- HOW TO COMPLETE THIS TASK
Please repeat each line below exactly, with no images in the copy.

╭─ SOURCE MATERIAL

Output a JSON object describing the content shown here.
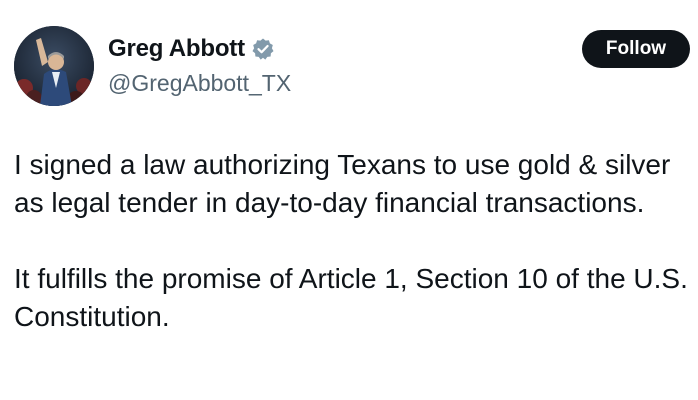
{
  "author": {
    "display_name": "Greg Abbott",
    "handle": "@GregAbbott_TX",
    "verified": true,
    "verified_color": "#829aab"
  },
  "actions": {
    "follow_label": "Follow"
  },
  "tweet": {
    "paragraphs": [
      "I signed a law authorizing Texans to use gold & silver as legal tender in day-to-day financial transactions.",
      "It fulfills the promise of Article 1, Section 10 of the U.S. Constitution."
    ]
  }
}
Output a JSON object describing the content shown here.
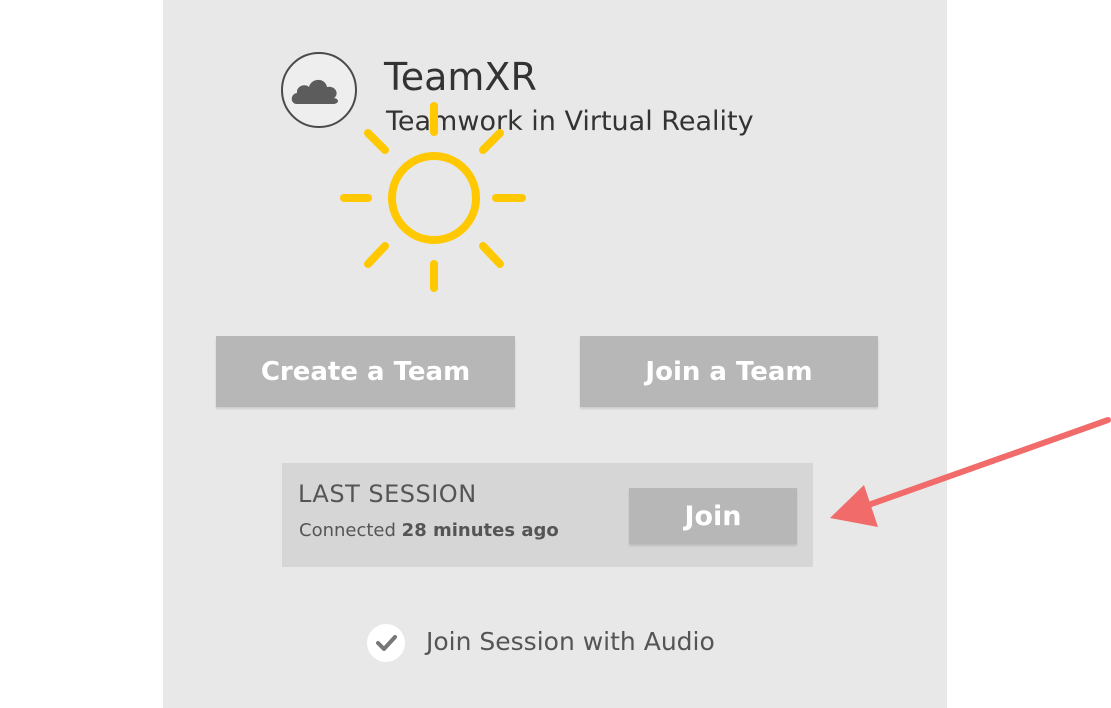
{
  "app": {
    "name": "TeamXR",
    "tagline": "Teamwork in Virtual Reality",
    "logo_icon": "cloud-icon"
  },
  "actions": {
    "create_team_label": "Create a Team",
    "join_team_label": "Join a Team"
  },
  "last_session": {
    "title": "LAST SESSION",
    "status_prefix": "Connected",
    "status_time": "28 minutes ago",
    "join_label": "Join"
  },
  "audio_option": {
    "label": "Join Session with Audio",
    "checked": true
  },
  "annotations": {
    "sun_icon": "sun-icon",
    "sun_color": "#FFC800",
    "arrow_icon": "arrow-icon",
    "arrow_color": "#F26B6B"
  },
  "colors": {
    "panel_bg": "#E8E8E8",
    "button_bg": "#B7B7B7",
    "card_bg": "#D6D6D6"
  }
}
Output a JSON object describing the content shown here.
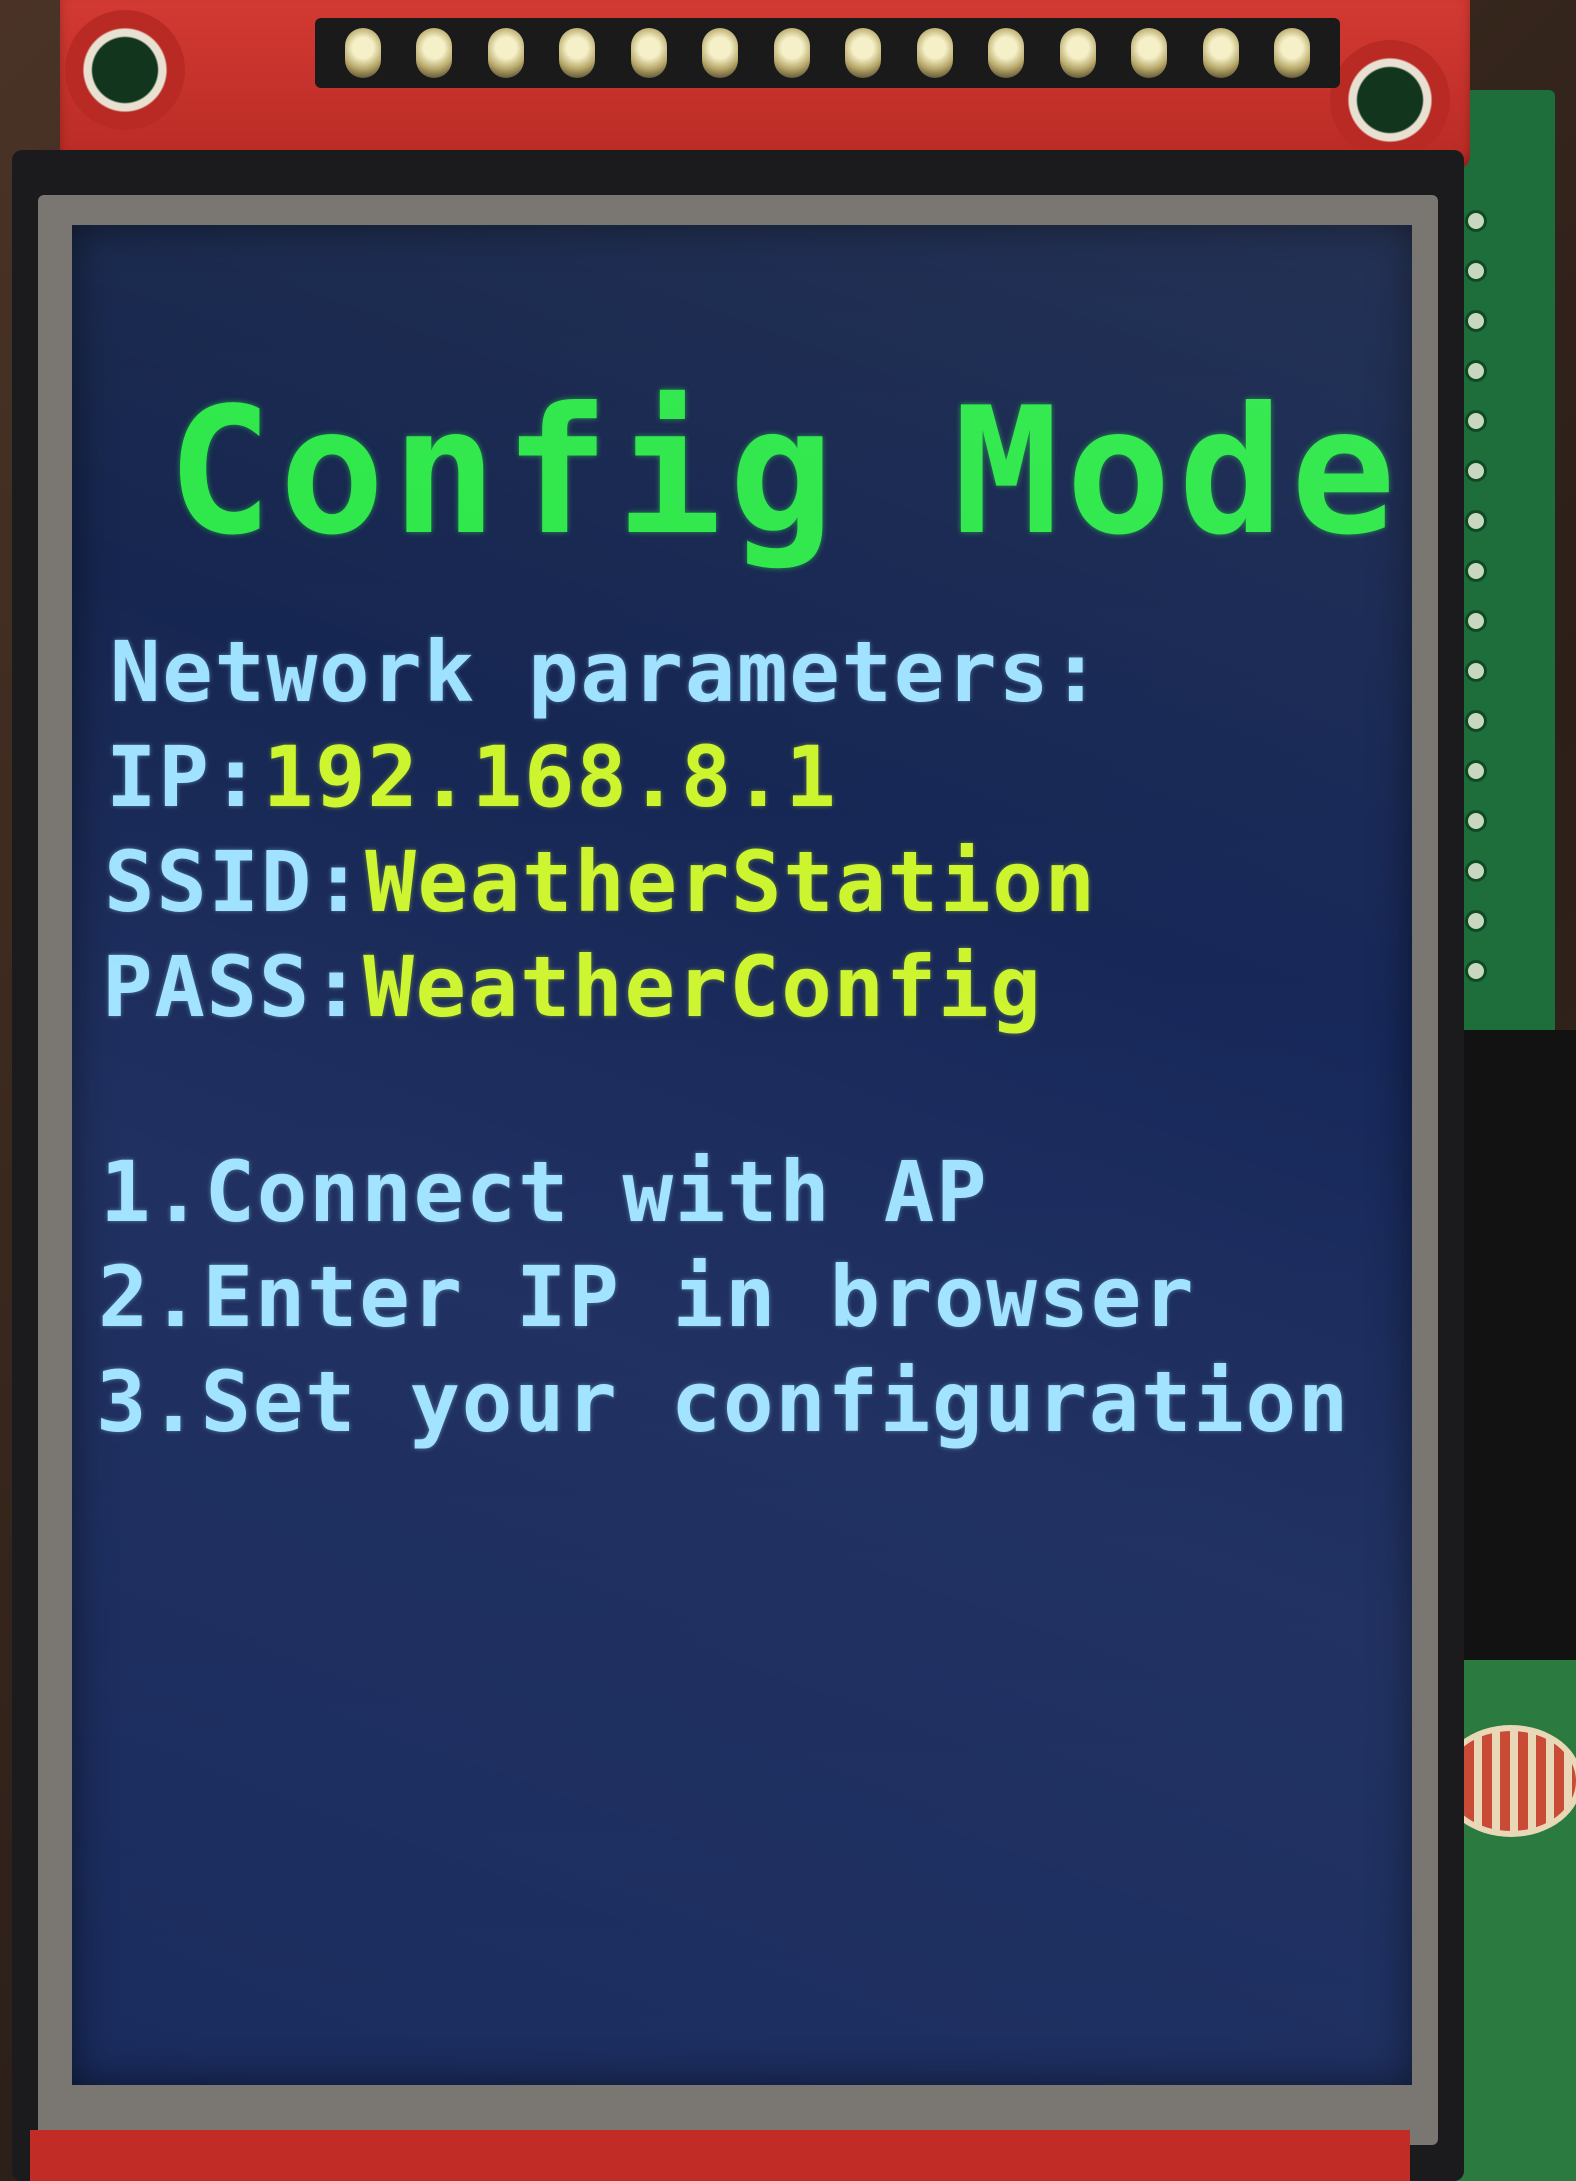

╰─

- EXERCISE RESPONSE
Output a JSON object describing the content shown here.
{
  "author": {
    "display_name": "Greg Abbott",
    "handle": "@GregAbbott_TX",
    "verified": true,
    "verified_color": "#829aab"
  },
  "actions": {
    "follow_label": "Follow"
  },
  "tweet": {
    "paragraphs": [
      "I signed a law authorizing Texans to use gold & silver as legal tender in day-to-day financial transactions.",
      "It fulfills the promise of Article 1, Section 10 of the U.S. Constitution."
    ]
  }
}
Output a JSON object describing the content shown here.
{
  "app": {
    "name": "TeamXR",
    "tagline": "Teamwork in Virtual Reality",
    "logo_icon": "cloud-icon"
  },
  "actions": {
    "create_team_label": "Create a Team",
    "join_team_label": "Join a Team"
  },
  "last_session": {
    "title": "LAST SESSION",
    "status_prefix": "Connected",
    "status_time": "28 minutes ago",
    "join_label": "Join"
  },
  "audio_option": {
    "label": "Join Session with Audio",
    "checked": true
  },
  "annotations": {
    "sun_icon": "sun-icon",
    "sun_color": "#FFC800",
    "arrow_icon": "arrow-icon",
    "arrow_color": "#F26B6B"
  },
  "colors": {
    "panel_bg": "#E8E8E8",
    "button_bg": "#B7B7B7",
    "card_bg": "#D6D6D6"
  }
}
Output a JSON object describing the content shown here.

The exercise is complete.